Echo and Buck nuzzled their younger siblings, the young ones chirping gleefully. Each Albertosaurus took several moments to nuzzle one-another in relief, uttering high-pitched rumbling sounds in their throats, somewhat akin to the purr of a feline.
After the reunion, the young turned to the landscape before them, cooing in awe at the rising sun over the plains. Just like Crom had, the Albertosaurus took in all the alien scents that assaulted their noses, grunting and growling in confusion. Crom and Alberta nuzzled their nervous brood, assuring them that everything was alright. Crom grunted, and the pack turned to look back at the ice block.
The Albertosaurus family had no way of knowing that it was the glacier that had brought them here, nor that it was the very ark that saved them from a horrible fate. The dinosaurs looked at the melted and splintered ice block wistfully, unable to comprehend its significance in their fate, yet still feeling some kind of silent longing.
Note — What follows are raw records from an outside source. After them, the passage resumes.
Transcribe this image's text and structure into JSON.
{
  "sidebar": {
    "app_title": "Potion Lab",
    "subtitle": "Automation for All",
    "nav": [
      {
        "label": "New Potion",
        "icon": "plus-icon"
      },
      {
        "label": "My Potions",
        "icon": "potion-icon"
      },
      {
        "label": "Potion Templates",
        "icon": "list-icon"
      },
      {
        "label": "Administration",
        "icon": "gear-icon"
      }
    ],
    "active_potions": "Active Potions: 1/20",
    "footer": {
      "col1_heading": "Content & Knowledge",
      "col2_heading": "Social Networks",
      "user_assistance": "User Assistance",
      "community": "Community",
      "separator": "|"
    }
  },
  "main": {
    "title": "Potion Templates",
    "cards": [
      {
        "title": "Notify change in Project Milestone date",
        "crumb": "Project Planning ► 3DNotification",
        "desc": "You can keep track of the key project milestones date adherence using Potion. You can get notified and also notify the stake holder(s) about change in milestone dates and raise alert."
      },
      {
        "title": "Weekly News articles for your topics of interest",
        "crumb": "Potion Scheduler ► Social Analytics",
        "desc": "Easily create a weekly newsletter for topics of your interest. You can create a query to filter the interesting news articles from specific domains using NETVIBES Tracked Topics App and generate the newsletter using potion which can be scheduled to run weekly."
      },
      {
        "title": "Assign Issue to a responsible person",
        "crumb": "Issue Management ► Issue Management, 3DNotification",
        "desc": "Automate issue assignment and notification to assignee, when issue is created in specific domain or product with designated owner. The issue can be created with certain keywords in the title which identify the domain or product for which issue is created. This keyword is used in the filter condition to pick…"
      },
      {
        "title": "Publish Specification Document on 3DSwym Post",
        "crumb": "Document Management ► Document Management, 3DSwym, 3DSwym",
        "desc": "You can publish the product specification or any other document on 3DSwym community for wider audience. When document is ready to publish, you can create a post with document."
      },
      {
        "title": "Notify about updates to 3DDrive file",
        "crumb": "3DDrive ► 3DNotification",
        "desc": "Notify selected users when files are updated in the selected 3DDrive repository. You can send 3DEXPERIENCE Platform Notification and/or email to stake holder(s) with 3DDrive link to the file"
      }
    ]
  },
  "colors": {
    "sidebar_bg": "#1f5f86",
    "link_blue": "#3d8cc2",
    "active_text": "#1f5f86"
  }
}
Crom snorted, getting the others’ attention. As alpha of the pack, he was meant to lead them as long as he was still strong. Now that they were all freed from their icy prison, they had no purpose in staying. Crom uttered a deep, rumbling roar, calling his mate and children to follow as he strode off toward the rising sun. Alberta snorted, coaxing her children to follow as she strode after her mate. Without pausing, Echo followed beside her mother, Buck striding after her, Scout, Aurora and Ash scampering alongside their elder siblings.
As the dinosaurs headed on their way, they saw herds of strange creatures moving along the horizon, and smelled strange scents on the breeze. They were from an age long passed, relics from a primeval era, but they had survived, and they would do the same here, wherever, or whenever, they were.
They would find a way to survive, in this strange new world.